Rep. Bob Bethell, R-Alden, said the bill was a step in the right direction, "but I don't think it's the extent that we really need in the state of Kansas."

He said that, while the bill would allow hygienists to do temporary procedures — such as certain types of fillings — that doesn't offer patients a long-term solution.

"They would then have to come back and find a dentist in an area that could be very much underserved," Bethell said. "There are still concerns, but it is good to the extent of what it does do."

Dental practitioner bill

Bethell and Landwehr both alluded to ongoing discussions about allowing a new type of oral health care provider in Kansas as a potential way to better improve access to dental care.

House Bill 2280 calls for licensing registered dental practitioners. It was introduced in the 2011 Legislature but stalled after the Kansas Dental Association weighed in heavily against it. The organization speaks for most of the state’s dentists.

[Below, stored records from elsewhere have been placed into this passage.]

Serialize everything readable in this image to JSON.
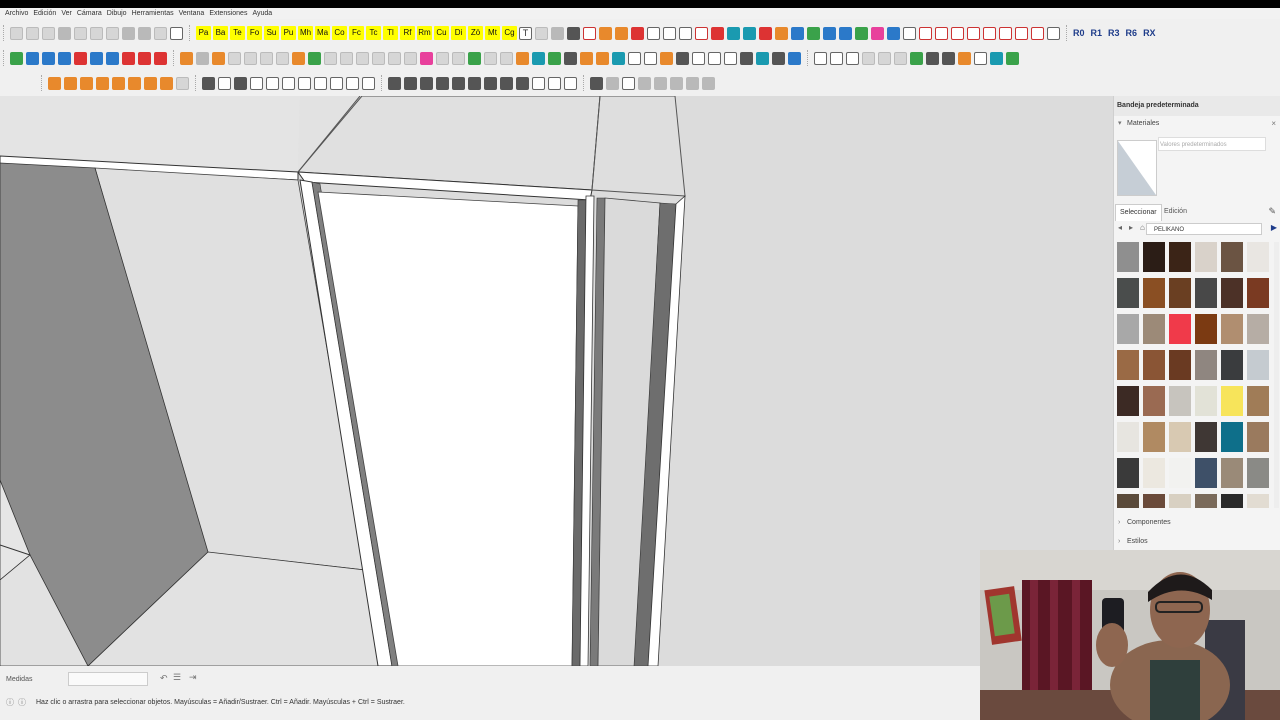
{
  "menu": [
    "Archivo",
    "Edición",
    "Ver",
    "Cámara",
    "Dibujo",
    "Herramientas",
    "Ventana",
    "Extensiones",
    "Ayuda"
  ],
  "toolbar": {
    "plugin_buttons": [
      "Pa",
      "Ba",
      "Te",
      "Fo",
      "Su",
      "Pu",
      "Mh",
      "Ma",
      "Co",
      "Fc",
      "Tc",
      "Tl",
      "Rf",
      "Rm",
      "Cu",
      "Di",
      "Zö",
      "Mt",
      "Cg"
    ],
    "text_tool_label": "T",
    "right_buttons": [
      "R0",
      "R1",
      "R3",
      "R6",
      "RX"
    ]
  },
  "tray": {
    "title": "Bandeja predeterminada",
    "materials_section": "Materiales",
    "material_name_placeholder": "Valores predeterminados",
    "tab_select": "Seleccionar",
    "tab_edit": "Edición",
    "library": "PELIKANO",
    "components_section": "Componentes",
    "styles_section": "Estilos",
    "swatches": [
      "#8f8f8f",
      "#2b1d16",
      "#3b2417",
      "#d9d2ca",
      "#6b5443",
      "#e9e6e2",
      "#4a4d4c",
      "#8a4f23",
      "#6a3f22",
      "#484848",
      "#4c3127",
      "#7a3a22",
      "#a8a8a8",
      "#9c8a78",
      "#f03a4a",
      "#7b3a12",
      "#b08e70",
      "#b6ada5",
      "#9a6a45",
      "#8a5535",
      "#6a3a22",
      "#8f8680",
      "#3a3c3e",
      "#c5cbd0",
      "#3c2a24",
      "#9a6a52",
      "#c7c4be",
      "#e2e2d7",
      "#f7e45a",
      "#a07c57",
      "#e7e5e0",
      "#b08a62",
      "#d8c9b2",
      "#3f3734",
      "#0e6f8a",
      "#9a7a5e",
      "#3a3a3a",
      "#ece8e0",
      "#f2f2f0",
      "#3e5068",
      "#9a8a78",
      "#8a8a86",
      "#5a4a3a",
      "#6a4a3a",
      "#d8d0c2",
      "#7a6a5a",
      "#2a2a2a",
      "#e2dcd2"
    ]
  },
  "status": {
    "measures_label": "Medidas",
    "hint": "Haz clic o arrastra para seleccionar objetos. Mayúsculas = Añadir/Sustraer. Ctrl = Añadir. Mayúsculas + Ctrl = Sustraer."
  },
  "colors": {
    "plugin_button": "#ffff00",
    "viewport_background": "#dcdcdc",
    "model_face_light": "#e2e2e2",
    "model_face_dark": "#8c8c8c",
    "door_face": "#ffffff"
  }
}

Backers of the bill include the state’s safety net clinics, major health foundations, several dentists who disagree with the association’s stand and officials at Fort Hays State University, which wants to launch a program to train the registered dental practitioners if lawmakers will authorize them to practice in the state. Supporters of the bill include the Kansas Health Foundation, which is a major funder of the Kansas Health Institute.

Landwehr held a roundtable meeting Jan. 27 with hopes of brokering a compromise.

"The one thing that came out of it that day was for all parties to agree that out of the legislation we have out there, that this was one we could move forward to help serve more folks," Landwehr said. "At some point we're still going to have to address the other issue that's still sitting out there that was actually the reason for the roundtable."

Neither backers of the bill nor Kevin Robertson, executive director of the dental association, would say whether they expected discussions to move forward on HB 2280.

"I wish I had a grand answer for you," Robertson told KHI News Service after today's meeting. "That's really up to the committee chair."